ASANGA (Aryasanga)—a Buddhist thinker, commentator, and author of many mahayanist treatises, probably lived in the fourth century.
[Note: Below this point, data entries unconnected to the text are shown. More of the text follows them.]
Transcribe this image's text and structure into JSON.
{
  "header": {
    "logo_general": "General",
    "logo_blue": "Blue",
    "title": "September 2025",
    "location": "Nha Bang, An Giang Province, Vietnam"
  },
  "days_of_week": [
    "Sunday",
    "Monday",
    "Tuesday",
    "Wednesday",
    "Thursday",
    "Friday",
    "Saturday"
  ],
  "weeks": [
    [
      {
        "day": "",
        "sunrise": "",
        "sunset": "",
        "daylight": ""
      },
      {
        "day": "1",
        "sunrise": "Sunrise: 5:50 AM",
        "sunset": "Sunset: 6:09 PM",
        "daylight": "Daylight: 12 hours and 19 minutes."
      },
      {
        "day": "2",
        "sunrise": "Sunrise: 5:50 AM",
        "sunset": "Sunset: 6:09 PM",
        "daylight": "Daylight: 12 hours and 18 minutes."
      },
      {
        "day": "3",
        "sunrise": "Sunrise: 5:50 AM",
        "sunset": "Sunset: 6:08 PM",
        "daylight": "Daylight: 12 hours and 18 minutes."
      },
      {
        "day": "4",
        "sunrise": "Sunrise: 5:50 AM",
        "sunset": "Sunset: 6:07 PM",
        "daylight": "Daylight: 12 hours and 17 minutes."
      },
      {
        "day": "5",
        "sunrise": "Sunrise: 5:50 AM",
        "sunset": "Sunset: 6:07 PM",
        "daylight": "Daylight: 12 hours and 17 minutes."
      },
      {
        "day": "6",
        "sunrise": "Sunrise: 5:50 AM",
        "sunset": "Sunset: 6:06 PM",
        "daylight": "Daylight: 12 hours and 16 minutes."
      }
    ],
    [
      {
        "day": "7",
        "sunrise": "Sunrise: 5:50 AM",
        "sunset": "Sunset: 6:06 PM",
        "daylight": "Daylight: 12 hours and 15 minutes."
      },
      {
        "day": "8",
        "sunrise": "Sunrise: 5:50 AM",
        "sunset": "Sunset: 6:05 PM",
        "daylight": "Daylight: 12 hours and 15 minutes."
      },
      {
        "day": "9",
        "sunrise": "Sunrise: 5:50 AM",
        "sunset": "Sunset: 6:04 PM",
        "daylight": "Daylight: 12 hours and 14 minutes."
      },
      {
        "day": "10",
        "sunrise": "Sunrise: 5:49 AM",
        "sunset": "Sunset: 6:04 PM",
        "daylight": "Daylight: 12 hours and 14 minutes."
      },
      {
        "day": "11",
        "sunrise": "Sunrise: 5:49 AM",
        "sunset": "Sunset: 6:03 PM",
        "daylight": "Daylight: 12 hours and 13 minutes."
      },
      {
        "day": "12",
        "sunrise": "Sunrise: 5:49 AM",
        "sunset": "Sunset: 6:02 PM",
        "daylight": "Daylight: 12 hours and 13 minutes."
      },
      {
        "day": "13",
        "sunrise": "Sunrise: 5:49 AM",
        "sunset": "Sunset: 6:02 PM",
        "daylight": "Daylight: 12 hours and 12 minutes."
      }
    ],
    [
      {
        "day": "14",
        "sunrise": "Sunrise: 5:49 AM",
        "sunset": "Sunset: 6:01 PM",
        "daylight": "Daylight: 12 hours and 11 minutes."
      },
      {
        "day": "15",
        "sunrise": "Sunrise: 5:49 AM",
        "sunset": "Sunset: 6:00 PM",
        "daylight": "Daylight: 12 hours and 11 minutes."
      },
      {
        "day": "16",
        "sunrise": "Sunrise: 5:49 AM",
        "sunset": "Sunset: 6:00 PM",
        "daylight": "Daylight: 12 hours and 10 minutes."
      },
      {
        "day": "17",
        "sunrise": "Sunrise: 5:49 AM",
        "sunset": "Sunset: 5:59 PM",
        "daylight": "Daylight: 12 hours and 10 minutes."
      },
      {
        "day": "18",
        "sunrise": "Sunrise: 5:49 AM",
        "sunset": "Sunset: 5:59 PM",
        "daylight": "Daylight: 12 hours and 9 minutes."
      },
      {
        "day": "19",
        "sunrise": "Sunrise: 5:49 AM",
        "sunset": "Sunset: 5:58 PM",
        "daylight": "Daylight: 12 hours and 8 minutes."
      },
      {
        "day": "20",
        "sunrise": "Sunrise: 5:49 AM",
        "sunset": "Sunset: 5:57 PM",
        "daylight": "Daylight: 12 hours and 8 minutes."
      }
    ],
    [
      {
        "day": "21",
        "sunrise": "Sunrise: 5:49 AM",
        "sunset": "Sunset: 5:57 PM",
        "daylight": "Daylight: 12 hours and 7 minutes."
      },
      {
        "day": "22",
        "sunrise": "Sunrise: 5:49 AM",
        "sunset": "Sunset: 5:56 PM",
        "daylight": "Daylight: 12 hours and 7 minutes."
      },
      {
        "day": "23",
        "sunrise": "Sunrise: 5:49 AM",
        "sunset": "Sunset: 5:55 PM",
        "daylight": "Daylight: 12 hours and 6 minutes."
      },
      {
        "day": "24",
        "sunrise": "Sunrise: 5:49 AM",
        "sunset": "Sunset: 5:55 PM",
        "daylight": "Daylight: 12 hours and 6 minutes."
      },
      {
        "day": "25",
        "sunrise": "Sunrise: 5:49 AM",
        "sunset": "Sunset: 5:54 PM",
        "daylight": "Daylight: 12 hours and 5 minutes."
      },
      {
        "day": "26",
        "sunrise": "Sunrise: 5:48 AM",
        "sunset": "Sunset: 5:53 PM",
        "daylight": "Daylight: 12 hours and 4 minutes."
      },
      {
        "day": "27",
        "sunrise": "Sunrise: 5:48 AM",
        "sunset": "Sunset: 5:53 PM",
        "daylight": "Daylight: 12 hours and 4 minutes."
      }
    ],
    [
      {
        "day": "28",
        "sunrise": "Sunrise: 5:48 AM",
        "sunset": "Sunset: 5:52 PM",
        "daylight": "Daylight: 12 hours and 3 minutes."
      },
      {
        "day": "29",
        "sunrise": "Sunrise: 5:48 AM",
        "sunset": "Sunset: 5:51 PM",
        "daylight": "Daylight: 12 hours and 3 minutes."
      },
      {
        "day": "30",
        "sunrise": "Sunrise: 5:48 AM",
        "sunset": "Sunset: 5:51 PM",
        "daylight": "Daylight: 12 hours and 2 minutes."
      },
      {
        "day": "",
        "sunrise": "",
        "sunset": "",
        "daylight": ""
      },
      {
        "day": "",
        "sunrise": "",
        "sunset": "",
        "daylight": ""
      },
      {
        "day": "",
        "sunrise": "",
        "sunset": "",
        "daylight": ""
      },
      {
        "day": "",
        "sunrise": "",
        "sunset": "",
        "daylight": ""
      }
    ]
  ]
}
Asanga come from Gandhara in north-west India (today Peshawar). He was at first a follower of hinayana but with his brother Vasubandhu (a Buddhist philosopher) he affiliated himself with mahayana. In the writings ascribed to him, including Yogacarabhumishastra (Manual of stages of the application of yoga), Mahayanasamgraha (The concept of mahayana), and Abhidharmasamuccaya (Collection of abhidharma), he regards mahayana as the sole authentic doctrine of Buddha (abhidhamma). According to Asanga, awakening, or the intuitive knowledge of the highest truth, can be obtained only by methodical yogic practice, and so he founded the school of yogacari and developed the Buddhist theory of consciousness. He introduced into that theory the concept of “the store of consciousness”, i.e. superconsciousness, which hides the embryos of ideas and actions future and past, and also gathers the results of the influence of truth—karman. One consequence of the presuppostion referring to more ancient thoughts, that all perceptible phenomena and their features are only a projection of ideas from “the store of consciousness” was that Asanga accepted the idea that the world is an illusion (maya).
M. Winternitz, A History of Indian Literature, Ca 1933; II 354–356; S. Radhakrishnan, Indian Philosophy, Lo 1951 (Filozofia indyjska [Indian philosophy], Wwa 1959–1960, I 571–588); E. Conze, Buddhist Thought in India, Lo 1962, 133–134, 250–254; M. Mejor, Buddyzm [Buddhism], Wwa 1980; S. Schayer, O filozofowaniu Hindusów [Of the philosophical thought of the Indians], Wwa 1988.